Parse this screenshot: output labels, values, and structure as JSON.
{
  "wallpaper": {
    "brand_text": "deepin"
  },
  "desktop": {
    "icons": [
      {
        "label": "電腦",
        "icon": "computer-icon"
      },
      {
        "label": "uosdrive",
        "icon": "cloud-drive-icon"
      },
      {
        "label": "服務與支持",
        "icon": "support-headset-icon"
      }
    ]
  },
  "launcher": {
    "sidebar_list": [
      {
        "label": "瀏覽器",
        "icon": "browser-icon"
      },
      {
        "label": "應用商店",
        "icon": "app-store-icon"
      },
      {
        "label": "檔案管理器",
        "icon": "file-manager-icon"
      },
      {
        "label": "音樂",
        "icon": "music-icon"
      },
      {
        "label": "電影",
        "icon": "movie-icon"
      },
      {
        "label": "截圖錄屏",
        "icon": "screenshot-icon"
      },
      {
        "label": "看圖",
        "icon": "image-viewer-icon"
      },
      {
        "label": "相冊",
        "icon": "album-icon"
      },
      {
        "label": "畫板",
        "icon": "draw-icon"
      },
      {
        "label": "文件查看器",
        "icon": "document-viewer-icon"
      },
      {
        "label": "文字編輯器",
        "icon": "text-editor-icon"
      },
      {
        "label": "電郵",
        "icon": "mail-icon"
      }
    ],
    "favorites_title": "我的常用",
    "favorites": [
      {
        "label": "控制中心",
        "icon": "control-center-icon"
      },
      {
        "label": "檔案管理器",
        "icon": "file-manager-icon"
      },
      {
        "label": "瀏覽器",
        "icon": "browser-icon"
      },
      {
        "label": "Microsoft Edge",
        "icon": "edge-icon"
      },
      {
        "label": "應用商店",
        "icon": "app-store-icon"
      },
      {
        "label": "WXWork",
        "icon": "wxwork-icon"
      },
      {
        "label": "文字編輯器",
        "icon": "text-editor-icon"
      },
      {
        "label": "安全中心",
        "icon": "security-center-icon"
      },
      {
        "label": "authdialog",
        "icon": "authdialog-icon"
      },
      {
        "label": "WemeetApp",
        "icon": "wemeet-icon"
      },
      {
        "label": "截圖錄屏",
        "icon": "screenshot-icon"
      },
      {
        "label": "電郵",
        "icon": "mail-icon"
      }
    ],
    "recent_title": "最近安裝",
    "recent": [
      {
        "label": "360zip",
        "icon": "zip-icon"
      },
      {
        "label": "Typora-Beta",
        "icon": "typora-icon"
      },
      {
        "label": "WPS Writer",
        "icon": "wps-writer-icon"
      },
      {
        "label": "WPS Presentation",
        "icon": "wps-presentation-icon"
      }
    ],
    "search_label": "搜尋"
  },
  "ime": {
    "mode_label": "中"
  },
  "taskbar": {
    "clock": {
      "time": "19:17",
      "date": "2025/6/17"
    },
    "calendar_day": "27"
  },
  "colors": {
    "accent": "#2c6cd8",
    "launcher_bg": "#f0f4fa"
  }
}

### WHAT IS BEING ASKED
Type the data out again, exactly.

### RESULT FOR THIS EXERCISE
Parse this screenshot: output labels, values, and structure as JSON.
{
  "wallpaper": {
    "brand_text": "deepin"
  },
  "desktop": {
    "icons": [
      {
        "label": "電腦",
        "icon": "computer-icon"
      },
      {
        "label": "uosdrive",
        "icon": "cloud-drive-icon"
      },
      {
        "label": "服務與支持",
        "icon": "support-headset-icon"
      }
    ]
  },
  "launcher": {
    "sidebar_list": [
      {
        "label": "瀏覽器",
        "icon": "browser-icon"
      },
      {
        "label": "應用商店",
        "icon": "app-store-icon"
      },
      {
        "label": "檔案管理器",
        "icon": "file-manager-icon"
      },
      {
        "label": "音樂",
        "icon": "music-icon"
      },
      {
        "label": "電影",
        "icon": "movie-icon"
      },
      {
        "label": "截圖錄屏",
        "icon": "screenshot-icon"
      },
      {
        "label": "看圖",
        "icon": "image-viewer-icon"
      },
      {
        "label": "相冊",
        "icon": "album-icon"
      },
      {
        "label": "畫板",
        "icon": "draw-icon"
      },
      {
        "label": "文件查看器",
        "icon": "document-viewer-icon"
      },
      {
        "label": "文字編輯器",
        "icon": "text-editor-icon"
      },
      {
        "label": "電郵",
        "icon": "mail-icon"
      }
    ],
    "favorites_title": "我的常用",
    "favorites": [
      {
        "label": "控制中心",
        "icon": "control-center-icon"
      },
      {
        "label": "檔案管理器",
        "icon": "file-manager-icon"
      },
      {
        "label": "瀏覽器",
        "icon": "browser-icon"
      },
      {
        "label": "Microsoft Edge",
        "icon": "edge-icon"
      },
      {
        "label": "應用商店",
        "icon": "app-store-icon"
      },
      {
        "label": "WXWork",
        "icon": "wxwork-icon"
      },
      {
        "label": "文字編輯器",
        "icon": "text-editor-icon"
      },
      {
        "label": "安全中心",
        "icon": "security-center-icon"
      },
      {
        "label": "authdialog",
        "icon": "authdialog-icon"
      },
      {
        "label": "WemeetApp",
        "icon": "wemeet-icon"
      },
      {
        "label": "截圖錄屏",
        "icon": "screenshot-icon"
      },
      {
        "label": "電郵",
        "icon": "mail-icon"
      }
    ],
    "recent_title": "最近安裝",
    "recent": [
      {
        "label": "360zip",
        "icon": "zip-icon"
      },
      {
        "label": "Typora-Beta",
        "icon": "typora-icon"
      },
      {
        "label": "WPS Writer",
        "icon": "wps-writer-icon"
      },
      {
        "label": "WPS Presentation",
        "icon": "wps-presentation-icon"
      }
    ],
    "search_label": "搜尋"
  },
  "ime": {
    "mode_label": "中"
  },
  "taskbar": {
    "clock": {
      "time": "19:17",
      "date": "2025/6/17"
    },
    "calendar_day": "27"
  },
  "colors": {
    "accent": "#2c6cd8",
    "launcher_bg": "#f0f4fa"
  }
}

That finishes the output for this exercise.